| Material for the task |

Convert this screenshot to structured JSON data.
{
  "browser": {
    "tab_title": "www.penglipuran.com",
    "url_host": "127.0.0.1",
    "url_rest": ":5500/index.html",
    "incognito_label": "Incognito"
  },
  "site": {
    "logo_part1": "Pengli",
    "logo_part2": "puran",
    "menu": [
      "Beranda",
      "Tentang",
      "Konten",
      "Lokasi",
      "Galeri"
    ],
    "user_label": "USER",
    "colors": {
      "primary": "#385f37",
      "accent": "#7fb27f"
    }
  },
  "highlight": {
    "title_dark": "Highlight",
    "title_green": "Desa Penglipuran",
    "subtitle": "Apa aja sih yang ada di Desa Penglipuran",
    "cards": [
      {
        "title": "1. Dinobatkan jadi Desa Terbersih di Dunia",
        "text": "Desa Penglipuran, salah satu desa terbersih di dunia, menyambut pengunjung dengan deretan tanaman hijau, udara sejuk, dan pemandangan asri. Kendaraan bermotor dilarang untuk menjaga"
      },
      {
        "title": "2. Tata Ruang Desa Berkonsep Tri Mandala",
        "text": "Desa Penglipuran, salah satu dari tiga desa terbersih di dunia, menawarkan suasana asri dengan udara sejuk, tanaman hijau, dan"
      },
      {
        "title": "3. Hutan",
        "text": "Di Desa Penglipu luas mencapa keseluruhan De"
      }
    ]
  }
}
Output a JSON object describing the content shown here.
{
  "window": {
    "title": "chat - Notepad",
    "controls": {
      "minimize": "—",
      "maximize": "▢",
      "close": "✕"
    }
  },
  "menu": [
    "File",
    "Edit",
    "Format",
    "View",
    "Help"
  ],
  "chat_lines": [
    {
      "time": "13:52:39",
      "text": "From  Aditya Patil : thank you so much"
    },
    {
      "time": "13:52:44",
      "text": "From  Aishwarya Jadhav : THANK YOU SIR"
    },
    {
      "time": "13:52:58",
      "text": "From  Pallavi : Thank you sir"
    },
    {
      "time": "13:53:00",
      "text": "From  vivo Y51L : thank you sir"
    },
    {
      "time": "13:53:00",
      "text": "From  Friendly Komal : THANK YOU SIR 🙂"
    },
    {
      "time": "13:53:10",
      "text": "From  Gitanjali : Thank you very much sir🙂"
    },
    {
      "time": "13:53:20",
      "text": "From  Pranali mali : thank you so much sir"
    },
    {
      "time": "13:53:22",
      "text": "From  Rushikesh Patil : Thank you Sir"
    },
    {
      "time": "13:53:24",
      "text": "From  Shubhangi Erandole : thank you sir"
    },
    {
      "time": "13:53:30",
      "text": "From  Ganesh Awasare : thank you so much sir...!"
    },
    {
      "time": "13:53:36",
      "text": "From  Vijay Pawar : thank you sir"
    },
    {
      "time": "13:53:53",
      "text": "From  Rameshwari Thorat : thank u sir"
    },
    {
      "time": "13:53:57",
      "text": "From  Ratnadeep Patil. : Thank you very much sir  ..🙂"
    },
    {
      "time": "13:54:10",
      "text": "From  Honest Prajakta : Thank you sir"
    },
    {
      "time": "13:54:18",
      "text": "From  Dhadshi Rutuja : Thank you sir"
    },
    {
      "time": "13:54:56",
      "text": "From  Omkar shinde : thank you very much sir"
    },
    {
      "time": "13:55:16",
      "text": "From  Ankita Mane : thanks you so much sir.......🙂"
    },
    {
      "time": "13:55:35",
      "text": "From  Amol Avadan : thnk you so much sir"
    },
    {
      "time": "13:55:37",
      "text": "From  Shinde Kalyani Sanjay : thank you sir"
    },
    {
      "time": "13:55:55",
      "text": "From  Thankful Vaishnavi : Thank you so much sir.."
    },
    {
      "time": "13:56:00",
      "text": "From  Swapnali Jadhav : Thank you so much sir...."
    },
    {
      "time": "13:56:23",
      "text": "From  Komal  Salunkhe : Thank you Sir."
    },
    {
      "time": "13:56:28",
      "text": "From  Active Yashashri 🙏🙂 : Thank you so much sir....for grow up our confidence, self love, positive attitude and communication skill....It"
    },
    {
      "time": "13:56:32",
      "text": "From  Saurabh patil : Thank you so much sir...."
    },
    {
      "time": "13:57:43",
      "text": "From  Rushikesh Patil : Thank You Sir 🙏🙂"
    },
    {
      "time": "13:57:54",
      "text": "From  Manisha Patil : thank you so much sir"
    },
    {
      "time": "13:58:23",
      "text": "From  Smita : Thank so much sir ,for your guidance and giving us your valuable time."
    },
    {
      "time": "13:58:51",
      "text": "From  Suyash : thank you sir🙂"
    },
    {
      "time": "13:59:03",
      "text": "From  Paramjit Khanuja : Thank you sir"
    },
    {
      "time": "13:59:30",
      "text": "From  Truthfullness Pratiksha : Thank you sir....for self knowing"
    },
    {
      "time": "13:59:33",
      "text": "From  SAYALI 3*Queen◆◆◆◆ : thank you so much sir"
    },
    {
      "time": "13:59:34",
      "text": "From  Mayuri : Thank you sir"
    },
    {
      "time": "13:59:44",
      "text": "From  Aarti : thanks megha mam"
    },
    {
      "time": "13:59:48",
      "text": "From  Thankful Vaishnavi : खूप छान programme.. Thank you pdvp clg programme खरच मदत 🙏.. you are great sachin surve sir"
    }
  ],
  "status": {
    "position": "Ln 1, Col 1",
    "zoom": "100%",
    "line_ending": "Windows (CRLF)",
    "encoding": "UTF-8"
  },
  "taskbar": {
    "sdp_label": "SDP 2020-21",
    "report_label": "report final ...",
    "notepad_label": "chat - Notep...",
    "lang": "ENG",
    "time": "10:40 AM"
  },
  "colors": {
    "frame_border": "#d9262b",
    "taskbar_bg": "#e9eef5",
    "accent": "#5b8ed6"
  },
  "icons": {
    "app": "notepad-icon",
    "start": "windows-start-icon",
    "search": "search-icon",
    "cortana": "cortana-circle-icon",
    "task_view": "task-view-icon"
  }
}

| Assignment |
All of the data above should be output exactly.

| Answer to this exercise |
Convert this screenshot to structured JSON data.
{
  "browser": {
    "tab_title": "www.penglipuran.com",
    "url_host": "127.0.0.1",
    "url_rest": ":5500/index.html",
    "incognito_label": "Incognito"
  },
  "site": {
    "logo_part1": "Pengli",
    "logo_part2": "puran",
    "menu": [
      "Beranda",
      "Tentang",
      "Konten",
      "Lokasi",
      "Galeri"
    ],
    "user_label": "USER",
    "colors": {
      "primary": "#385f37",
      "accent": "#7fb27f"
    }
  },
  "highlight": {
    "title_dark": "Highlight",
    "title_green": "Desa Penglipuran",
    "subtitle": "Apa aja sih yang ada di Desa Penglipuran",
    "cards": [
      {
        "title": "1. Dinobatkan jadi Desa Terbersih di Dunia",
        "text": "Desa Penglipuran, salah satu desa terbersih di dunia, menyambut pengunjung dengan deretan tanaman hijau, udara sejuk, dan pemandangan asri. Kendaraan bermotor dilarang untuk menjaga"
      },
      {
        "title": "2. Tata Ruang Desa Berkonsep Tri Mandala",
        "text": "Desa Penglipuran, salah satu dari tiga desa terbersih di dunia, menawarkan suasana asri dengan udara sejuk, tanaman hijau, dan"
      },
      {
        "title": "3. Hutan",
        "text": "Di Desa Penglipu luas mencapa keseluruhan De"
      }
    ]
  }
}
Output a JSON object describing the content shown here.
{
  "window": {
    "title": "chat - Notepad",
    "controls": {
      "minimize": "—",
      "maximize": "▢",
      "close": "✕"
    }
  },
  "menu": [
    "File",
    "Edit",
    "Format",
    "View",
    "Help"
  ],
  "chat_lines": [
    {
      "time": "13:52:39",
      "text": "From  Aditya Patil : thank you so much"
    },
    {
      "time": "13:52:44",
      "text": "From  Aishwarya Jadhav : THANK YOU SIR"
    },
    {
      "time": "13:52:58",
      "text": "From  Pallavi : Thank you sir"
    },
    {
      "time": "13:53:00",
      "text": "From  vivo Y51L : thank you sir"
    },
    {
      "time": "13:53:00",
      "text": "From  Friendly Komal : THANK YOU SIR 🙂"
    },
    {
      "time": "13:53:10",
      "text": "From  Gitanjali : Thank you very much sir🙂"
    },
    {
      "time": "13:53:20",
      "text": "From  Pranali mali : thank you so much sir"
    },
    {
      "time": "13:53:22",
      "text": "From  Rushikesh Patil : Thank you Sir"
    },
    {
      "time": "13:53:24",
      "text": "From  Shubhangi Erandole : thank you sir"
    },
    {
      "time": "13:53:30",
      "text": "From  Ganesh Awasare : thank you so much sir...!"
    },
    {
      "time": "13:53:36",
      "text": "From  Vijay Pawar : thank you sir"
    },
    {
      "time": "13:53:53",
      "text": "From  Rameshwari Thorat : thank u sir"
    },
    {
      "time": "13:53:57",
      "text": "From  Ratnadeep Patil. : Thank you very much sir  ..🙂"
    },
    {
      "time": "13:54:10",
      "text": "From  Honest Prajakta : Thank you sir"
    },
    {
      "time": "13:54:18",
      "text": "From  Dhadshi Rutuja : Thank you sir"
    },
    {
      "time": "13:54:56",
      "text": "From  Omkar shinde : thank you very much sir"
    },
    {
      "time": "13:55:16",
      "text": "From  Ankita Mane : thanks you so much sir.......🙂"
    },
    {
      "time": "13:55:35",
      "text": "From  Amol Avadan : thnk you so much sir"
    },
    {
      "time": "13:55:37",
      "text": "From  Shinde Kalyani Sanjay : thank you sir"
    },
    {
      "time": "13:55:55",
      "text": "From  Thankful Vaishnavi : Thank you so much sir.."
    },
    {
      "time": "13:56:00",
      "text": "From  Swapnali Jadhav : Thank you so much sir...."
    },
    {
      "time": "13:56:23",
      "text": "From  Komal  Salunkhe : Thank you Sir."
    },
    {
      "time": "13:56:28",
      "text": "From  Active Yashashri 🙏🙂 : Thank you so much sir....for grow up our confidence, self love, positive attitude and communication skill....It"
    },
    {
      "time": "13:56:32",
      "text": "From  Saurabh patil : Thank you so much sir...."
    },
    {
      "time": "13:57:43",
      "text": "From  Rushikesh Patil : Thank You Sir 🙏🙂"
    },
    {
      "time": "13:57:54",
      "text": "From  Manisha Patil : thank you so much sir"
    },
    {
      "time": "13:58:23",
      "text": "From  Smita : Thank so much sir ,for your guidance and giving us your valuable time."
    },
    {
      "time": "13:58:51",
      "text": "From  Suyash : thank you sir🙂"
    },
    {
      "time": "13:59:03",
      "text": "From  Paramjit Khanuja : Thank you sir"
    },
    {
      "time": "13:59:30",
      "text": "From  Truthfullness Pratiksha : Thank you sir....for self knowing"
    },
    {
      "time": "13:59:33",
      "text": "From  SAYALI 3*Queen◆◆◆◆ : thank you so much sir"
    },
    {
      "time": "13:59:34",
      "text": "From  Mayuri : Thank you sir"
    },
    {
      "time": "13:59:44",
      "text": "From  Aarti : thanks megha mam"
    },
    {
      "time": "13:59:48",
      "text": "From  Thankful Vaishnavi : खूप छान programme.. Thank you pdvp clg programme खरच मदत 🙏.. you are great sachin surve sir"
    }
  ],
  "status": {
    "position": "Ln 1, Col 1",
    "zoom": "100%",
    "line_ending": "Windows (CRLF)",
    "encoding": "UTF-8"
  },
  "taskbar": {
    "sdp_label": "SDP 2020-21",
    "report_label": "report final ...",
    "notepad_label": "chat - Notep...",
    "lang": "ENG",
    "time": "10:40 AM"
  },
  "colors": {
    "frame_border": "#d9262b",
    "taskbar_bg": "#e9eef5",
    "accent": "#5b8ed6"
  },
  "icons": {
    "app": "notepad-icon",
    "start": "windows-start-icon",
    "search": "search-icon",
    "cortana": "cortana-circle-icon",
    "task_view": "task-view-icon"
  }
}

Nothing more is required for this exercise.